Beyond the US Election: Investing in Infrastructure via Copper
That the US’s infrastructure is in dire need of repair and fixing it is perhaps the most prominent policy issue that both Clinton and Trump agreed upon. Many believe that repaving roads, expanding highways, improving railways and ports, and building out digital superhighways should make conducting business easier and faster and, in turn, stimulate the country’s GDP growth. Since the election, the markets have rewarded investments that are expected to benefit from Trump’s proposal to spend $1 trillion on rebuilding and expanding the US’s aging infrastructure.
How Are the Base Metals Performing Since the Election?
Base metals have been one such beneficiary, with five of the six major base metals registering positive returns, despite rising 10-year treasury yields and a strengthening dollar, which tend to have a negative impact on commodities. Some may be surprised to see that copper has been the best performer among the base metals, registering a 7.25% increase in spot prices since November 8th, while touching on 16-month highs and near records of open interest in copper futures.1
Why Has Copper Outperformed the Other Major Base Metals Since the Election?
Copper is most widely used in electrical wiring given its properties as an excellent electrical conductor. Therefore, demand for the metal is most closely linked with growth in heavy machinery, consumer durables, electrical grids, and telecommunications. It is not known exactly what government support for new infrastructure will look like, but copper indirectly touches many of these improvements:
- Erecting new bridges, highways, and ports requires goliath machines to do the job.
- Once completed, these new projects are likely to attract investments in new cars, trucks, trains, cargo ships, and airplanes, all of which use copper extensively.
- Should new infrastructure policies also focus on improving digital communications, copper is likely to see significant increases due to its prevalent use in wiring.

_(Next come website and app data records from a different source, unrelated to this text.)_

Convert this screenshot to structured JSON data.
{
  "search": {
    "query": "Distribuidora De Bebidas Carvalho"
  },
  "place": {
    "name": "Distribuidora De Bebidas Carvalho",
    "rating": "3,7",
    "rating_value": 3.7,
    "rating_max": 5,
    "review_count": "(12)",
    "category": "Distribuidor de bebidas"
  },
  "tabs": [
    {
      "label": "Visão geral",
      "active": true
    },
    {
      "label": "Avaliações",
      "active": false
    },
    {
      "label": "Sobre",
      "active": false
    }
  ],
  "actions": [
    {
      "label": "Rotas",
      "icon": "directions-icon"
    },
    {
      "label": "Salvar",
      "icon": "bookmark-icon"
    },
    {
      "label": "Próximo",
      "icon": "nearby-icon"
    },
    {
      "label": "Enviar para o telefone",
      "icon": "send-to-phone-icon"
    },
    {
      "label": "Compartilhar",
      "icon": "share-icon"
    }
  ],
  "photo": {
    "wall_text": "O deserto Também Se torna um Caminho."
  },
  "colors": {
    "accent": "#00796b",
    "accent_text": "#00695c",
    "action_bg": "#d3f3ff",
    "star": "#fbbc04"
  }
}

While the markets await more specific plans on what an infrastructure plan will look like – specifically, how much money and how it will be spent – copper remains one material that stands to potentially benefit from greater infrastructure investment, however those policies ultimately materialize.